● EXERCISE OBJECTIVE:
Please print the whole of the listing that follows exactly.
────────────────────────────────────────
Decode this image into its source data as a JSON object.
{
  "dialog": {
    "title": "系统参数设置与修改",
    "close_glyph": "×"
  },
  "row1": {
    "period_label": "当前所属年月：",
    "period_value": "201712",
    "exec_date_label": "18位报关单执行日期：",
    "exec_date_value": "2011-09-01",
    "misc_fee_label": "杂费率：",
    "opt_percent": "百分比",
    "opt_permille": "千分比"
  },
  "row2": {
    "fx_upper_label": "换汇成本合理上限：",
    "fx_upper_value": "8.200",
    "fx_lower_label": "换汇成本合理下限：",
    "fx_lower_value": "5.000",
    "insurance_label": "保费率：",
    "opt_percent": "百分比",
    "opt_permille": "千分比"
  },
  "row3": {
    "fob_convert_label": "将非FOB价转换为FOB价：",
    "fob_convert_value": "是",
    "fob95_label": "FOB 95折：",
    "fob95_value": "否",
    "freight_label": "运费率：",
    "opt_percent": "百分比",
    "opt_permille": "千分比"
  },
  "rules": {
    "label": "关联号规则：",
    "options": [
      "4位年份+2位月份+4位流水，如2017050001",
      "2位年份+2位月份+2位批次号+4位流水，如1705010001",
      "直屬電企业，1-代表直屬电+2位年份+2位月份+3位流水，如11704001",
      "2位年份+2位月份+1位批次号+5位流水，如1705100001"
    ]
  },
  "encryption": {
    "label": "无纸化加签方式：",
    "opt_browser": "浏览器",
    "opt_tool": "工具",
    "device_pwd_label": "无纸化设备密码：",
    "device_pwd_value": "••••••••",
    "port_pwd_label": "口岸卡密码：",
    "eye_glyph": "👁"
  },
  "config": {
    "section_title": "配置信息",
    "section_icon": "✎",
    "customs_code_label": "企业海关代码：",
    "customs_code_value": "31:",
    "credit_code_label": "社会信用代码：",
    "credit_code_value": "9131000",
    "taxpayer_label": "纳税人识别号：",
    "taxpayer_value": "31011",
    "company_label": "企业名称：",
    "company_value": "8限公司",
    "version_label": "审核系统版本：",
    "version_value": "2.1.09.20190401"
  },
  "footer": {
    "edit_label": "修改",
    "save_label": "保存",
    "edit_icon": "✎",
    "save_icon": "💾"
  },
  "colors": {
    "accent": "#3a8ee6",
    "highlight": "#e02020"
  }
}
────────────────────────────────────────
● EXERCISE SOLUTION:
Decode this image into its source data as a JSON object.
{
  "dialog": {
    "title": "系统参数设置与修改",
    "close_glyph": "×"
  },
  "row1": {
    "period_label": "当前所属年月：",
    "period_value": "201712",
    "exec_date_label": "18位报关单执行日期：",
    "exec_date_value": "2011-09-01",
    "misc_fee_label": "杂费率：",
    "opt_percent": "百分比",
    "opt_permille": "千分比"
  },
  "row2": {
    "fx_upper_label": "换汇成本合理上限：",
    "fx_upper_value": "8.200",
    "fx_lower_label": "换汇成本合理下限：",
    "fx_lower_value": "5.000",
    "insurance_label": "保费率：",
    "opt_percent": "百分比",
    "opt_permille": "千分比"
  },
  "row3": {
    "fob_convert_label": "将非FOB价转换为FOB价：",
    "fob_convert_value": "是",
    "fob95_label": "FOB 95折：",
    "fob95_value": "否",
    "freight_label": "运费率：",
    "opt_percent": "百分比",
    "opt_permille": "千分比"
  },
  "rules": {
    "label": "关联号规则：",
    "options": [
      "4位年份+2位月份+4位流水，如2017050001",
      "2位年份+2位月份+2位批次号+4位流水，如1705010001",
      "直屬電企业，1-代表直屬电+2位年份+2位月份+3位流水，如11704001",
      "2位年份+2位月份+1位批次号+5位流水，如1705100001"
    ]
  },
  "encryption": {
    "label": "无纸化加签方式：",
    "opt_browser": "浏览器",
    "opt_tool": "工具",
    "device_pwd_label": "无纸化设备密码：",
    "device_pwd_value": "••••••••",
    "port_pwd_label": "口岸卡密码：",
    "eye_glyph": "👁"
  },
  "config": {
    "section_title": "配置信息",
    "section_icon": "✎",
    "customs_code_label": "企业海关代码：",
    "customs_code_value": "31:",
    "credit_code_label": "社会信用代码：",
    "credit_code_value": "9131000",
    "taxpayer_label": "纳税人识别号：",
    "taxpayer_value": "31011",
    "company_label": "企业名称：",
    "company_value": "8限公司",
    "version_label": "审核系统版本：",
    "version_value": "2.1.09.20190401"
  },
  "footer": {
    "edit_label": "修改",
    "save_label": "保存",
    "edit_icon": "✎",
    "save_icon": "💾"
  },
  "colors": {
    "accent": "#3a8ee6",
    "highlight": "#e02020"
  }
}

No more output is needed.